▶ **WHAT TO WORK ON**
Would you output each record exactly as it stands?
SUPPLIED RECORDS below:
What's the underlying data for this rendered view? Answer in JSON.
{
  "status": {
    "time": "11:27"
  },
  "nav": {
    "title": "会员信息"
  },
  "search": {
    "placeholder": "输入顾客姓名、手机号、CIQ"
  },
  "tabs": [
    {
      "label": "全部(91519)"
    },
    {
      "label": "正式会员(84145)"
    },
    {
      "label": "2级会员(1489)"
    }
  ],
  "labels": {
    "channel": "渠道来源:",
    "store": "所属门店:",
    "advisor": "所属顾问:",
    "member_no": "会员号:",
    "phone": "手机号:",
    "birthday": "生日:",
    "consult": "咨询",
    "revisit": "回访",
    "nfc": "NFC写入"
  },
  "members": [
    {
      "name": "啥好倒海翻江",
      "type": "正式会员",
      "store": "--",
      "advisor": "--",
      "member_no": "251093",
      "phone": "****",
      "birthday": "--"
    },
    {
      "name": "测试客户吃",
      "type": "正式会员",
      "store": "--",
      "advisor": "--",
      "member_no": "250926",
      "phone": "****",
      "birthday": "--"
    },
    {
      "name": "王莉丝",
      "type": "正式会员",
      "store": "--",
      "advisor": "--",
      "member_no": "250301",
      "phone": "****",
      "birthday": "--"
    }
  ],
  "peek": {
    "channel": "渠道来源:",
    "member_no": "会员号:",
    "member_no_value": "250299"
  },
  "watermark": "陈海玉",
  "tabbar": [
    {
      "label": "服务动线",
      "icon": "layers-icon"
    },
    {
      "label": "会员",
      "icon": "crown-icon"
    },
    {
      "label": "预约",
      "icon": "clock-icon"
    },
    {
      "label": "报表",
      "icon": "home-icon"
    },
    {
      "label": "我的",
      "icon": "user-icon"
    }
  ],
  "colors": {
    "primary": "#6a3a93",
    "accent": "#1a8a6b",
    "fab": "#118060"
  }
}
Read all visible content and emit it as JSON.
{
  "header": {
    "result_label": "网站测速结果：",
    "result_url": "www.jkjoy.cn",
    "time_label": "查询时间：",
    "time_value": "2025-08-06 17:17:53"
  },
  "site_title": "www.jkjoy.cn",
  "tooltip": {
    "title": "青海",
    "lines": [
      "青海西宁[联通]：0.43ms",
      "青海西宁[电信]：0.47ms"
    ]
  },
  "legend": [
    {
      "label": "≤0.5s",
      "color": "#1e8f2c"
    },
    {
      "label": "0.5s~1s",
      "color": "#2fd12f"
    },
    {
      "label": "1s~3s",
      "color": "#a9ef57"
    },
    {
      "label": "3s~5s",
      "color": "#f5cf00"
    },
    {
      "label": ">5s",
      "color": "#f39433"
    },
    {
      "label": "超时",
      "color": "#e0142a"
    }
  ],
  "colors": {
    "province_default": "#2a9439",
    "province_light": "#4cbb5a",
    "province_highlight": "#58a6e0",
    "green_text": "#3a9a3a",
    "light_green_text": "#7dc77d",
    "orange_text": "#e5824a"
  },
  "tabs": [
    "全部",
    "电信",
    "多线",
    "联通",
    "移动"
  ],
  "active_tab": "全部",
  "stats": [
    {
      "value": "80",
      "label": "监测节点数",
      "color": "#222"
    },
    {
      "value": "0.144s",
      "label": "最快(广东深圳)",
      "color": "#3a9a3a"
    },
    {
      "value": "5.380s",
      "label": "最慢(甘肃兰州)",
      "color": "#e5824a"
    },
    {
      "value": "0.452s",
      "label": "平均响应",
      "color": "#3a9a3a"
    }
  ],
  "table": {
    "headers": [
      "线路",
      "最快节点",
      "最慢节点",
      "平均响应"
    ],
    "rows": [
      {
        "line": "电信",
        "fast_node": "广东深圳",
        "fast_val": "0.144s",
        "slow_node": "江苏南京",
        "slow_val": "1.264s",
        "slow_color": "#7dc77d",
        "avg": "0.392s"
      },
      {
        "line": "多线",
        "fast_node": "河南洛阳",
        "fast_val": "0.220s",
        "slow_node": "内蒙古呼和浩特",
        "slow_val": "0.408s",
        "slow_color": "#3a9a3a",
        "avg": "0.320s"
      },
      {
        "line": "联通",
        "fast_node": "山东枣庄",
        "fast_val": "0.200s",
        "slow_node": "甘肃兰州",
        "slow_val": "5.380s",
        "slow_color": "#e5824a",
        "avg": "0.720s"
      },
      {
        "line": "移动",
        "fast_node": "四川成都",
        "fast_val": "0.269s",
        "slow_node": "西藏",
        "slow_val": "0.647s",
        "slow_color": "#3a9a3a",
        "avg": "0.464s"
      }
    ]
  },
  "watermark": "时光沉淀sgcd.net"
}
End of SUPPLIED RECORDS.
▶ **EXERCISE OUTPUT**
What's the underlying data for this rendered view? Answer in JSON.
{
  "status": {
    "time": "11:27"
  },
  "nav": {
    "title": "会员信息"
  },
  "search": {
    "placeholder": "输入顾客姓名、手机号、CIQ"
  },
  "tabs": [
    {
      "label": "全部(91519)"
    },
    {
      "label": "正式会员(84145)"
    },
    {
      "label": "2级会员(1489)"
    }
  ],
  "labels": {
    "channel": "渠道来源:",
    "store": "所属门店:",
    "advisor": "所属顾问:",
    "member_no": "会员号:",
    "phone": "手机号:",
    "birthday": "生日:",
    "consult": "咨询",
    "revisit": "回访",
    "nfc": "NFC写入"
  },
  "members": [
    {
      "name": "啥好倒海翻江",
      "type": "正式会员",
      "store": "--",
      "advisor": "--",
      "member_no": "251093",
      "phone": "****",
      "birthday": "--"
    },
    {
      "name": "测试客户吃",
      "type": "正式会员",
      "store": "--",
      "advisor": "--",
      "member_no": "250926",
      "phone": "****",
      "birthday": "--"
    },
    {
      "name": "王莉丝",
      "type": "正式会员",
      "store": "--",
      "advisor": "--",
      "member_no": "250301",
      "phone": "****",
      "birthday": "--"
    }
  ],
  "peek": {
    "channel": "渠道来源:",
    "member_no": "会员号:",
    "member_no_value": "250299"
  },
  "watermark": "陈海玉",
  "tabbar": [
    {
      "label": "服务动线",
      "icon": "layers-icon"
    },
    {
      "label": "会员",
      "icon": "crown-icon"
    },
    {
      "label": "预约",
      "icon": "clock-icon"
    },
    {
      "label": "报表",
      "icon": "home-icon"
    },
    {
      "label": "我的",
      "icon": "user-icon"
    }
  ],
  "colors": {
    "primary": "#6a3a93",
    "accent": "#1a8a6b",
    "fab": "#118060"
  }
}
Read all visible content and emit it as JSON.
{
  "header": {
    "result_label": "网站测速结果：",
    "result_url": "www.jkjoy.cn",
    "time_label": "查询时间：",
    "time_value": "2025-08-06 17:17:53"
  },
  "site_title": "www.jkjoy.cn",
  "tooltip": {
    "title": "青海",
    "lines": [
      "青海西宁[联通]：0.43ms",
      "青海西宁[电信]：0.47ms"
    ]
  },
  "legend": [
    {
      "label": "≤0.5s",
      "color": "#1e8f2c"
    },
    {
      "label": "0.5s~1s",
      "color": "#2fd12f"
    },
    {
      "label": "1s~3s",
      "color": "#a9ef57"
    },
    {
      "label": "3s~5s",
      "color": "#f5cf00"
    },
    {
      "label": ">5s",
      "color": "#f39433"
    },
    {
      "label": "超时",
      "color": "#e0142a"
    }
  ],
  "colors": {
    "province_default": "#2a9439",
    "province_light": "#4cbb5a",
    "province_highlight": "#58a6e0",
    "green_text": "#3a9a3a",
    "light_green_text": "#7dc77d",
    "orange_text": "#e5824a"
  },
  "tabs": [
    "全部",
    "电信",
    "多线",
    "联通",
    "移动"
  ],
  "active_tab": "全部",
  "stats": [
    {
      "value": "80",
      "label": "监测节点数",
      "color": "#222"
    },
    {
      "value": "0.144s",
      "label": "最快(广东深圳)",
      "color": "#3a9a3a"
    },
    {
      "value": "5.380s",
      "label": "最慢(甘肃兰州)",
      "color": "#e5824a"
    },
    {
      "value": "0.452s",
      "label": "平均响应",
      "color": "#3a9a3a"
    }
  ],
  "table": {
    "headers": [
      "线路",
      "最快节点",
      "最慢节点",
      "平均响应"
    ],
    "rows": [
      {
        "line": "电信",
        "fast_node": "广东深圳",
        "fast_val": "0.144s",
        "slow_node": "江苏南京",
        "slow_val": "1.264s",
        "slow_color": "#7dc77d",
        "avg": "0.392s"
      },
      {
        "line": "多线",
        "fast_node": "河南洛阳",
        "fast_val": "0.220s",
        "slow_node": "内蒙古呼和浩特",
        "slow_val": "0.408s",
        "slow_color": "#3a9a3a",
        "avg": "0.320s"
      },
      {
        "line": "联通",
        "fast_node": "山东枣庄",
        "fast_val": "0.200s",
        "slow_node": "甘肃兰州",
        "slow_val": "5.380s",
        "slow_color": "#e5824a",
        "avg": "0.720s"
      },
      {
        "line": "移动",
        "fast_node": "四川成都",
        "fast_val": "0.269s",
        "slow_node": "西藏",
        "slow_val": "0.647s",
        "slow_color": "#3a9a3a",
        "avg": "0.464s"
      }
    ]
  },
  "watermark": "时光沉淀sgcd.net"
}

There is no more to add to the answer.